◆ **ABOUT THIS TASK**: What is needed is a word-for-word copy of every record below, minus the pictures.

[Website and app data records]
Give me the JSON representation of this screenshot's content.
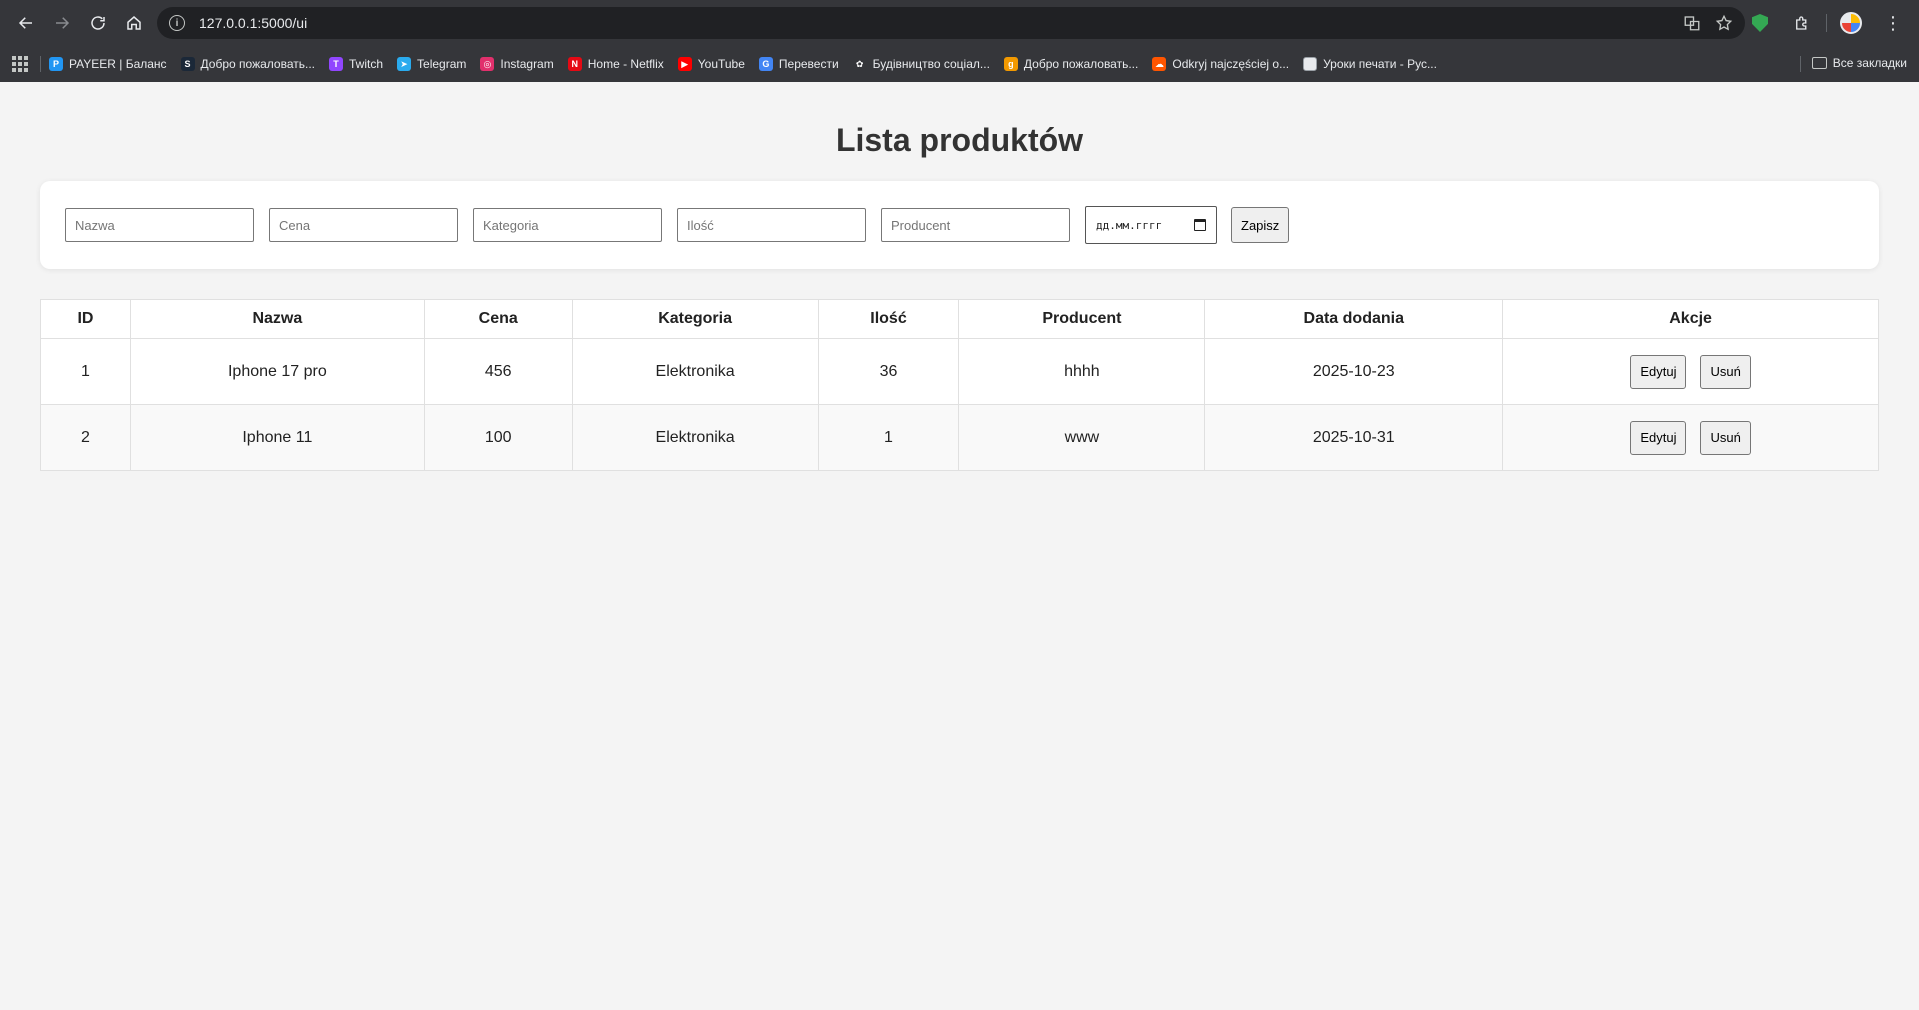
{
  "browser": {
    "url": "127.0.0.1:5000/ui",
    "bookmarks": [
      {
        "label": "PAYEER | Баланс",
        "icon": "payeer-icon",
        "color": "#2196f3",
        "glyph": "P"
      },
      {
        "label": "Добро пожаловать...",
        "icon": "steam-icon",
        "color": "#1b2838",
        "glyph": "S"
      },
      {
        "label": "Twitch",
        "icon": "twitch-icon",
        "color": "#9146ff",
        "glyph": "T"
      },
      {
        "label": "Telegram",
        "icon": "telegram-icon",
        "color": "#2aabee",
        "glyph": "➤"
      },
      {
        "label": "Instagram",
        "icon": "instagram-icon",
        "color": "#e1306c",
        "glyph": "◎"
      },
      {
        "label": "Home - Netflix",
        "icon": "netflix-icon",
        "color": "#e50914",
        "glyph": "N"
      },
      {
        "label": "YouTube",
        "icon": "youtube-icon",
        "color": "#ff0000",
        "glyph": "▶"
      },
      {
        "label": "Перевести",
        "icon": "translate-icon",
        "color": "#4285f4",
        "glyph": "G"
      },
      {
        "label": "Будівництво соціал...",
        "icon": "openai-icon",
        "color": "#35363a",
        "glyph": "✿"
      },
      {
        "label": "Добро пожаловать...",
        "icon": "g-icon",
        "color": "#f29900",
        "glyph": "g"
      },
      {
        "label": "Odkryj najczęściej o...",
        "icon": "soundcloud-icon",
        "color": "#ff5500",
        "glyph": "☁"
      },
      {
        "label": "Уроки печати - Рус...",
        "icon": "page-icon",
        "color": "#e8eaed",
        "glyph": ""
      }
    ],
    "all_bookmarks": "Все закладки"
  },
  "page": {
    "title": "Lista produktów",
    "form": {
      "nazwa_placeholder": "Nazwa",
      "cena_placeholder": "Cena",
      "kategoria_placeholder": "Kategoria",
      "ilosc_placeholder": "Ilość",
      "producent_placeholder": "Producent",
      "date_placeholder": "дд.мм.гггг",
      "submit_label": "Zapisz"
    },
    "table": {
      "headers": [
        "ID",
        "Nazwa",
        "Cena",
        "Kategoria",
        "Ilość",
        "Producent",
        "Data dodania",
        "Akcje"
      ],
      "rows": [
        {
          "id": "1",
          "nazwa": "Iphone 17 pro",
          "cena": "456",
          "kategoria": "Elektronika",
          "ilosc": "36",
          "producent": "hhhh",
          "data": "2025-10-23"
        },
        {
          "id": "2",
          "nazwa": "Iphone 11",
          "cena": "100",
          "kategoria": "Elektronika",
          "ilosc": "1",
          "producent": "www",
          "data": "2025-10-31"
        }
      ],
      "edit_label": "Edytuj",
      "delete_label": "Usuń"
    }
  }
}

◆ **COMPLETED TASK**:
Give me the JSON representation of this screenshot's content.
{
  "browser": {
    "url": "127.0.0.1:5000/ui",
    "bookmarks": [
      {
        "label": "PAYEER | Баланс",
        "icon": "payeer-icon",
        "color": "#2196f3",
        "glyph": "P"
      },
      {
        "label": "Добро пожаловать...",
        "icon": "steam-icon",
        "color": "#1b2838",
        "glyph": "S"
      },
      {
        "label": "Twitch",
        "icon": "twitch-icon",
        "color": "#9146ff",
        "glyph": "T"
      },
      {
        "label": "Telegram",
        "icon": "telegram-icon",
        "color": "#2aabee",
        "glyph": "➤"
      },
      {
        "label": "Instagram",
        "icon": "instagram-icon",
        "color": "#e1306c",
        "glyph": "◎"
      },
      {
        "label": "Home - Netflix",
        "icon": "netflix-icon",
        "color": "#e50914",
        "glyph": "N"
      },
      {
        "label": "YouTube",
        "icon": "youtube-icon",
        "color": "#ff0000",
        "glyph": "▶"
      },
      {
        "label": "Перевести",
        "icon": "translate-icon",
        "color": "#4285f4",
        "glyph": "G"
      },
      {
        "label": "Будівництво соціал...",
        "icon": "openai-icon",
        "color": "#35363a",
        "glyph": "✿"
      },
      {
        "label": "Добро пожаловать...",
        "icon": "g-icon",
        "color": "#f29900",
        "glyph": "g"
      },
      {
        "label": "Odkryj najczęściej o...",
        "icon": "soundcloud-icon",
        "color": "#ff5500",
        "glyph": "☁"
      },
      {
        "label": "Уроки печати - Рус...",
        "icon": "page-icon",
        "color": "#e8eaed",
        "glyph": ""
      }
    ],
    "all_bookmarks": "Все закладки"
  },
  "page": {
    "title": "Lista produktów",
    "form": {
      "nazwa_placeholder": "Nazwa",
      "cena_placeholder": "Cena",
      "kategoria_placeholder": "Kategoria",
      "ilosc_placeholder": "Ilość",
      "producent_placeholder": "Producent",
      "date_placeholder": "дд.мм.гггг",
      "submit_label": "Zapisz"
    },
    "table": {
      "headers": [
        "ID",
        "Nazwa",
        "Cena",
        "Kategoria",
        "Ilość",
        "Producent",
        "Data dodania",
        "Akcje"
      ],
      "rows": [
        {
          "id": "1",
          "nazwa": "Iphone 17 pro",
          "cena": "456",
          "kategoria": "Elektronika",
          "ilosc": "36",
          "producent": "hhhh",
          "data": "2025-10-23"
        },
        {
          "id": "2",
          "nazwa": "Iphone 11",
          "cena": "100",
          "kategoria": "Elektronika",
          "ilosc": "1",
          "producent": "www",
          "data": "2025-10-31"
        }
      ],
      "edit_label": "Edytuj",
      "delete_label": "Usuń"
    }
  }
}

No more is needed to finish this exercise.